by Paul Ducklin
Julian Assange, founder of whistleblowing organisation WikiLeaks (or co-founder, depending on whom you ask) , and arguably Ecuador’s most famous Londoner (or infamous, depending on whom you ask), is in custody following his arrest yesterday.
Assange rose to fame by leaking secret government documents that the WikiLeaks organisation acquired from a wide range of sources.
The best-known WikiLeaks exposé is probably Cablegate, a massive dump of US State Department diplomatic cables exfiltrated by junior US soldier Bradley Manning, now Chelsea Manning, who was arrested in 2010 for making off with some 30 years’ worth of confidential US data.

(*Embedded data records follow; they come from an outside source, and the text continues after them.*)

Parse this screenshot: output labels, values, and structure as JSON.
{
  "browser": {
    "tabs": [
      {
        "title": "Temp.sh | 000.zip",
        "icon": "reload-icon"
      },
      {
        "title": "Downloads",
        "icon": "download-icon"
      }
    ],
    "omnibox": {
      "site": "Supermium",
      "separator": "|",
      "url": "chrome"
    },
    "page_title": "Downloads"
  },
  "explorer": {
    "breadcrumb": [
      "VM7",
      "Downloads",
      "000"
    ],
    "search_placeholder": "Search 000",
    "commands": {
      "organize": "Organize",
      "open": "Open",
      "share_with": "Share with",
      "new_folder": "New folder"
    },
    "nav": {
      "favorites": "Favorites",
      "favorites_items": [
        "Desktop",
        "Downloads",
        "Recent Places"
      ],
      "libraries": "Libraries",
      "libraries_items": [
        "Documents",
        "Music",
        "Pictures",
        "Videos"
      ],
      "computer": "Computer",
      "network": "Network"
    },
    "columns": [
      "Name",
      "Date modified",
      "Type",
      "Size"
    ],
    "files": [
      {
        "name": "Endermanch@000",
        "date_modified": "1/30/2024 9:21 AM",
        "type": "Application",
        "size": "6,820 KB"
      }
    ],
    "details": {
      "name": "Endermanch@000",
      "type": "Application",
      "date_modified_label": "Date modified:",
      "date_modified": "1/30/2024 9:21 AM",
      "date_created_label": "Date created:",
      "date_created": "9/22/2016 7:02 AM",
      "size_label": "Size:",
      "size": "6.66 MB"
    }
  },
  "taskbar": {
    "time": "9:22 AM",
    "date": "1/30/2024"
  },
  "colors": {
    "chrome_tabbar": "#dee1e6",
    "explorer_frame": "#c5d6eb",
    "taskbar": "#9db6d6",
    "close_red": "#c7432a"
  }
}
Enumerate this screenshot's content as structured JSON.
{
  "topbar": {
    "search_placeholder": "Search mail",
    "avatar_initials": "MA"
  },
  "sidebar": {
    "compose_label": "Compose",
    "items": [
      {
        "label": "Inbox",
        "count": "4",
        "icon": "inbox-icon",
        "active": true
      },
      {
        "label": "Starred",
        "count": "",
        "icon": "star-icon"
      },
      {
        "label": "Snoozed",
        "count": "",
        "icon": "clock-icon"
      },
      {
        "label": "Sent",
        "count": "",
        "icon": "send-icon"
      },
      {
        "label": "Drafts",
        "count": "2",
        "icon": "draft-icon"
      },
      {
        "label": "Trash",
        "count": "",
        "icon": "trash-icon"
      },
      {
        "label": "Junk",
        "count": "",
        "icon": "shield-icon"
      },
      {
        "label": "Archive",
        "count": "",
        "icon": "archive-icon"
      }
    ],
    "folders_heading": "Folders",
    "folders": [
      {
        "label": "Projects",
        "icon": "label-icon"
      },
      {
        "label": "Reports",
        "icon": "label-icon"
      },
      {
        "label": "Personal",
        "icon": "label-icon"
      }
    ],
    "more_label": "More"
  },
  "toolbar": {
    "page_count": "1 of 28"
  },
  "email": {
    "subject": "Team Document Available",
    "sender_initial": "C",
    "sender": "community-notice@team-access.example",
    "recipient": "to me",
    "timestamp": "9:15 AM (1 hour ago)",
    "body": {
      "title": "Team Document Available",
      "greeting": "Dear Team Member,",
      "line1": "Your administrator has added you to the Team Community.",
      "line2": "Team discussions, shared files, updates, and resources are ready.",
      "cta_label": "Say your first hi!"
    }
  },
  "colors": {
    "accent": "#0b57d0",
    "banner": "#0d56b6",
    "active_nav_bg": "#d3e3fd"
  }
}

Manning apparently burned the data to a rewritable CD, pretending she was listening to Lady Gaga tunes from the CD while writing hundreds of thousands of diplomatic cables onto it.
Amazingly, one person – and a soldier with the rank of Private, at that – was able to copy everything without triggering any sort of “data access overload” warning at any point.
For her part in that leak, Manning received a whopping 35-year prison sentence, ultimately serving seven years before being released by then-President Barack Obama at the end of his term in office.
Assange, however, remained free, after a fashion, until yesterday afternoon, when he was arrested by police in London.
In principle, and in law, say Assange’s supporters, journalists are allowed to publish data that’s in the public interest, even if it was illegally acquired, and are allowed – nay, required, or else who would ever blow the whistle again? – to protect their sources, even if they know those sources are crooks.
Journalists aren’t supposed to break the law themselves to get hold of leaks, for the simple reason that breaking the law is illegal, and they aren’t supposed to collude with crooks to organise for leaks to …
Author: Paul Ducklin